Myanmar relief: How to donate to grassroots groups
byMay 13th 2008 3:00PM
I'm not sure what's more heartbreaking about Cyclone Nargis, the military's junta's failure to forewarn residents of Myanmar about the deadly storm or the regime's reluctance to allow western governments and relief groups into the country to provide assistance during the crucial early days when victims need food, water and medicine. I suspect that this gives many would-be donors pause -- people don't want to give if they're not sure the food and supplies purchased with their donation will get to those in need.
I contacted Michael Forhan, a friend's father, who has lived in Myanmar and runs Burma Border Projects, a non-profit group founded to aid refugees along the Thai-Burmese border. "Some aid may be allowed in, but the bulk of the aid that's waiting to go still hasn't and may not ever make it in time," he said in an email. "My fear is that giving to larger international organizations may not be as efficient or timely as so many of them are having difficulty getting their aid into the country."

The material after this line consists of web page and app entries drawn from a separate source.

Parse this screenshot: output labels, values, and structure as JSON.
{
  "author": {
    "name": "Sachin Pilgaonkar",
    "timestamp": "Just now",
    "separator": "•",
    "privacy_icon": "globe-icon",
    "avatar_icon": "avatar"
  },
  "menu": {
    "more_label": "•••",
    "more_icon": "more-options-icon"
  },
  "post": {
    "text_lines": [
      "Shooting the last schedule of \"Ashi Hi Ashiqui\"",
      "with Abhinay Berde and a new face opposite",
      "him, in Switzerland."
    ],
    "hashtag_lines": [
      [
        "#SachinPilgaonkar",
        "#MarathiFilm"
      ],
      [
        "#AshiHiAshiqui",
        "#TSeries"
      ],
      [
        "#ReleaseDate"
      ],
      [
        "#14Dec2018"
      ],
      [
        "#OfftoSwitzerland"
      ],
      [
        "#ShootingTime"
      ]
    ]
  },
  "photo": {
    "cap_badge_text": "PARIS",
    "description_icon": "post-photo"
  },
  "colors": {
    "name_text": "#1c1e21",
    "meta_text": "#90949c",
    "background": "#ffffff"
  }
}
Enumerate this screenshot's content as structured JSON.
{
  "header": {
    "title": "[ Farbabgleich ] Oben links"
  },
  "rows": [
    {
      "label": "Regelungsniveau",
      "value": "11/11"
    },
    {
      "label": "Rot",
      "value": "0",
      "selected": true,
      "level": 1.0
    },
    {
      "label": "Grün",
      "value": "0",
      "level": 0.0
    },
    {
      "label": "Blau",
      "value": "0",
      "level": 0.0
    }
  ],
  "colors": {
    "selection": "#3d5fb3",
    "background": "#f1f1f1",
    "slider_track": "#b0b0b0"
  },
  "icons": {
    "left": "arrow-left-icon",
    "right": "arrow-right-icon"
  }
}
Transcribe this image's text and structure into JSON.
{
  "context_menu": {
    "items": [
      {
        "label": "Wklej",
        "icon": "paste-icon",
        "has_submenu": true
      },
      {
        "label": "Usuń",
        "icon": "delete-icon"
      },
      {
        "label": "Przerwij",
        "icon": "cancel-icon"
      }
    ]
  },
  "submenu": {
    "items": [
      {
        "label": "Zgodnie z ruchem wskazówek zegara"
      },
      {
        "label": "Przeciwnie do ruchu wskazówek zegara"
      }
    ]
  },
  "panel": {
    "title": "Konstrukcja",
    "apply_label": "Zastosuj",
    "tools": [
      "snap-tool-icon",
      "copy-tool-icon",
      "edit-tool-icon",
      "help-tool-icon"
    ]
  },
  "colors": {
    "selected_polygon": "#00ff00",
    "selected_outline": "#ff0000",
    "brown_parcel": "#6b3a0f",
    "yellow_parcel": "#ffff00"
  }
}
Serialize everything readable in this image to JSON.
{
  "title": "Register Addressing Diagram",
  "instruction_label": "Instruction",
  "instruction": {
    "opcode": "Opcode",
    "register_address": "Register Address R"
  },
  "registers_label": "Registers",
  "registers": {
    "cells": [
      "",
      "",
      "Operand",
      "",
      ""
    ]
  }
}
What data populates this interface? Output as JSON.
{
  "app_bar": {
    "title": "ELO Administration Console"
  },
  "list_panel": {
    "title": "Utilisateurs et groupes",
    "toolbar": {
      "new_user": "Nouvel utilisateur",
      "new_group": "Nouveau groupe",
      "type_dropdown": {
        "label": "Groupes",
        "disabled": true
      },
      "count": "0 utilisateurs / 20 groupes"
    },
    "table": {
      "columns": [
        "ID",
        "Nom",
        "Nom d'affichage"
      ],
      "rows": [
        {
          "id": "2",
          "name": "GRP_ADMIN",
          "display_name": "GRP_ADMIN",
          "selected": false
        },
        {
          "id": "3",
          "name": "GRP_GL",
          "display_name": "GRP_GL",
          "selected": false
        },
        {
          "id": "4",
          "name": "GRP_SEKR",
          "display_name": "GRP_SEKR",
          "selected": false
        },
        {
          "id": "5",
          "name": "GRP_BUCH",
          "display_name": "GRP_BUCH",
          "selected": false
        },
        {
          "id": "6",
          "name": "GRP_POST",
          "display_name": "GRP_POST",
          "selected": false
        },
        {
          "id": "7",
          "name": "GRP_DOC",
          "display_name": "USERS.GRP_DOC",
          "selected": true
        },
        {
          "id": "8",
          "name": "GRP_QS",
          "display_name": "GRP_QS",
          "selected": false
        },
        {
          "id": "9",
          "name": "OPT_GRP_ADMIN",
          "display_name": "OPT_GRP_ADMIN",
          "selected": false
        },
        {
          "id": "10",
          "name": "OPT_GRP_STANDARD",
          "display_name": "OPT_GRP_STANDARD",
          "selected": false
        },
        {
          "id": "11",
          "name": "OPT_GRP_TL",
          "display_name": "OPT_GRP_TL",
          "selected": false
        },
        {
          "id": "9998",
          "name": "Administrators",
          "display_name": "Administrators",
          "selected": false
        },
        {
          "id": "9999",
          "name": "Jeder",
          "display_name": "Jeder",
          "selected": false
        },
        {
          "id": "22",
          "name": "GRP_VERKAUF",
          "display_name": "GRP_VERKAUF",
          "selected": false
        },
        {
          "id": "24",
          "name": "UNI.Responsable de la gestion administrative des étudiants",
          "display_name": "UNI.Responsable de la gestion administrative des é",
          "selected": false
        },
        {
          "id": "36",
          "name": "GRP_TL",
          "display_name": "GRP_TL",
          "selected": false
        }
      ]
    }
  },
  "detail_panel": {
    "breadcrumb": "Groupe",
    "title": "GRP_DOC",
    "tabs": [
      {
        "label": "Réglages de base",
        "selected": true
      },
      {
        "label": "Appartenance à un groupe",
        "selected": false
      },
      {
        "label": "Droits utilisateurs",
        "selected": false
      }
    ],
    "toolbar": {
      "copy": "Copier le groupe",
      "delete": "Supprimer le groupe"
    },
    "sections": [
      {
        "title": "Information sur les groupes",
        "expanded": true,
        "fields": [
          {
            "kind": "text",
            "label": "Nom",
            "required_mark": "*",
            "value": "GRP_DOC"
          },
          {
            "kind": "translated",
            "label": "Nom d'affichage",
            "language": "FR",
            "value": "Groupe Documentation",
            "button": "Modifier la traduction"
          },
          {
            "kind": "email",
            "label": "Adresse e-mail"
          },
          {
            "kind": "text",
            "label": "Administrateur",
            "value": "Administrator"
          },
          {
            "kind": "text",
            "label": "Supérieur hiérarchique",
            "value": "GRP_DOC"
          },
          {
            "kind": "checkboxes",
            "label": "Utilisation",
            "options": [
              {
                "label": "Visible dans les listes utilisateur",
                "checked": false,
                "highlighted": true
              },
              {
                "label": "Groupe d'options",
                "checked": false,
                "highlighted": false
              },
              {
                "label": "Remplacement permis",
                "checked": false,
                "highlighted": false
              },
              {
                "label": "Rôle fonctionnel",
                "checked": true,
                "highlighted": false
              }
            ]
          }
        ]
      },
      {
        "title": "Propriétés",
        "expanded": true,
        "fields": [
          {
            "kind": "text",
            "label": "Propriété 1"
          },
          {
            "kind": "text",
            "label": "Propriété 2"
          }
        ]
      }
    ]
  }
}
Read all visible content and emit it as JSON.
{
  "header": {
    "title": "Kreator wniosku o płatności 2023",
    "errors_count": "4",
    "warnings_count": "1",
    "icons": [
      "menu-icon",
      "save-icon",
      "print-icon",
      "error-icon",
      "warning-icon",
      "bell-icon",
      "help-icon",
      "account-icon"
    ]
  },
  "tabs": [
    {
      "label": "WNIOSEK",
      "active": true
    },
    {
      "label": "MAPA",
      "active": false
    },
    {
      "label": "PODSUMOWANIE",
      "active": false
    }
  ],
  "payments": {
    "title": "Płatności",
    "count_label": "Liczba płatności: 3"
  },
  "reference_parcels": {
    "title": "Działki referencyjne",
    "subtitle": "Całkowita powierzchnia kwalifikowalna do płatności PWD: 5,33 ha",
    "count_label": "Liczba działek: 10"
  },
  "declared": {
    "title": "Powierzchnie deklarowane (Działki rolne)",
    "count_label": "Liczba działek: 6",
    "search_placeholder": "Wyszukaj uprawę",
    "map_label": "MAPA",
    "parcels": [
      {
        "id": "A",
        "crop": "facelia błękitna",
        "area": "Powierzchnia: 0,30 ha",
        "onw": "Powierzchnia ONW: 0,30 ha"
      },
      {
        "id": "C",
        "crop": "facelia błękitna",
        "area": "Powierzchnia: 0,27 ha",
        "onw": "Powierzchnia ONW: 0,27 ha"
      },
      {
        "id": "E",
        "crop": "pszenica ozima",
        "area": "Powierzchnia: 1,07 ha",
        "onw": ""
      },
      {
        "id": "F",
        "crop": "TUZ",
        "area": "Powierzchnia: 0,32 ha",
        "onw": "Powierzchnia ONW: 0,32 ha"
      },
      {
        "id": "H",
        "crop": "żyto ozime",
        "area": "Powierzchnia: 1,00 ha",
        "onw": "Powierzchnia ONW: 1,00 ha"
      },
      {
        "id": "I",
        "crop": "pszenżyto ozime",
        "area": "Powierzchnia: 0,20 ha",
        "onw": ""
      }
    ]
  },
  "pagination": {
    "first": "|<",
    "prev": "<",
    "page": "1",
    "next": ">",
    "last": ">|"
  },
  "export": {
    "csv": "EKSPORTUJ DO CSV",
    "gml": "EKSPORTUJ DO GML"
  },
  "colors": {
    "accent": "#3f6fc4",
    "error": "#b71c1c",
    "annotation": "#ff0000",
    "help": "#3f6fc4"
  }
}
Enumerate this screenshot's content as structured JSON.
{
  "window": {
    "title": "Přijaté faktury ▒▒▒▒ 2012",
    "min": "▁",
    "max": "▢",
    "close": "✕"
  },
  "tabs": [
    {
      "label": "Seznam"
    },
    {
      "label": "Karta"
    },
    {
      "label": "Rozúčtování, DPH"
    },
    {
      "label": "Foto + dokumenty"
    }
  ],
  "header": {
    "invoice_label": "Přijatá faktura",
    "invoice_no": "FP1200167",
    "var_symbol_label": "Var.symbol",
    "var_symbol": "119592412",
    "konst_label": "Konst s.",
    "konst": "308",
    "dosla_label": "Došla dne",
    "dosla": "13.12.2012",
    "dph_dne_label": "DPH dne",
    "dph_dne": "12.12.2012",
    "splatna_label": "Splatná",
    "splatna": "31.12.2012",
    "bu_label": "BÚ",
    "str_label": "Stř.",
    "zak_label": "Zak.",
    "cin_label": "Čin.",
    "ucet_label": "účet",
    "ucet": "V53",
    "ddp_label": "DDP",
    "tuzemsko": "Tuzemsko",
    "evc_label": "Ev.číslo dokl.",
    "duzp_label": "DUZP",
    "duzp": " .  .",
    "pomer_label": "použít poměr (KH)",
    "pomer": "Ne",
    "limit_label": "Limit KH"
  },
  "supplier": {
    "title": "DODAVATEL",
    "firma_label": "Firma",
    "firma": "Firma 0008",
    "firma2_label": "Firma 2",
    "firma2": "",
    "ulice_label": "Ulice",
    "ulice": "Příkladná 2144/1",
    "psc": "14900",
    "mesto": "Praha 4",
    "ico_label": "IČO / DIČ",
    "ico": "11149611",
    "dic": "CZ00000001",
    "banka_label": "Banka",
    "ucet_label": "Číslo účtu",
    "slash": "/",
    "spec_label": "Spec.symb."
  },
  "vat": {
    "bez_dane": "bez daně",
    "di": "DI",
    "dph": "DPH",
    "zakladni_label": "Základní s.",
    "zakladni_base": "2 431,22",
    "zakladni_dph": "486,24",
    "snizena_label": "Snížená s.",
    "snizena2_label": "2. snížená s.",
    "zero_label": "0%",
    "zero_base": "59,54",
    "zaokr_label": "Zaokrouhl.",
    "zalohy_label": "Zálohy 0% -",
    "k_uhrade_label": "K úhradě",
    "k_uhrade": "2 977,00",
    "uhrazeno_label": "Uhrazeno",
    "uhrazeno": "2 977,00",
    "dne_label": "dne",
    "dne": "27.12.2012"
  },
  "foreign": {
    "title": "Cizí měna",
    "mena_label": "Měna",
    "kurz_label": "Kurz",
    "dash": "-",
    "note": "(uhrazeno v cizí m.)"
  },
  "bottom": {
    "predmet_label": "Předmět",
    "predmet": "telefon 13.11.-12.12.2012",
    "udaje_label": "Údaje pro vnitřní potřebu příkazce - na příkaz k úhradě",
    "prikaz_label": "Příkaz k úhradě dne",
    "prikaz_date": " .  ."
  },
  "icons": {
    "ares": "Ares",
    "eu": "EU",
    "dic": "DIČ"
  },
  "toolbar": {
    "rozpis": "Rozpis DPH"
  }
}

I am hopeful that pressure from the United Nations will persuade the junta that the crisis requires urgent international assistance or else famine and disease could increase the death toll, which is already in the tens of thousands. Meanwhile, Michael suggested donating to two grassroots organizations already on the ground and helping:
The Mae Tao Clinic (MTC), provides free health care to refugees and migrant workers who cross the border from Burma to Thailand. The clinic has an emergency assistance team working to get food, water, cooking equipment, clothing, shelter and medical services to cyclone victims.
Avaaz, a global organization co-founded by moveon.org, is sending money to the International Burmese Monks Organization, which has launched a relief effort through the grassroots monasteries in Mynamar. According to Avaaz's web site, the monks (referred to as "the most trusted and reliable institution in the country") are the only source of shelter and food in some remote areas affected by the cyclone.Michele Turk is a journalist and author whose book, Blood, Sweat and Tears: An oral History of the American Red Cross, was published in 2006. She recently founded e street press, a self-publishing company.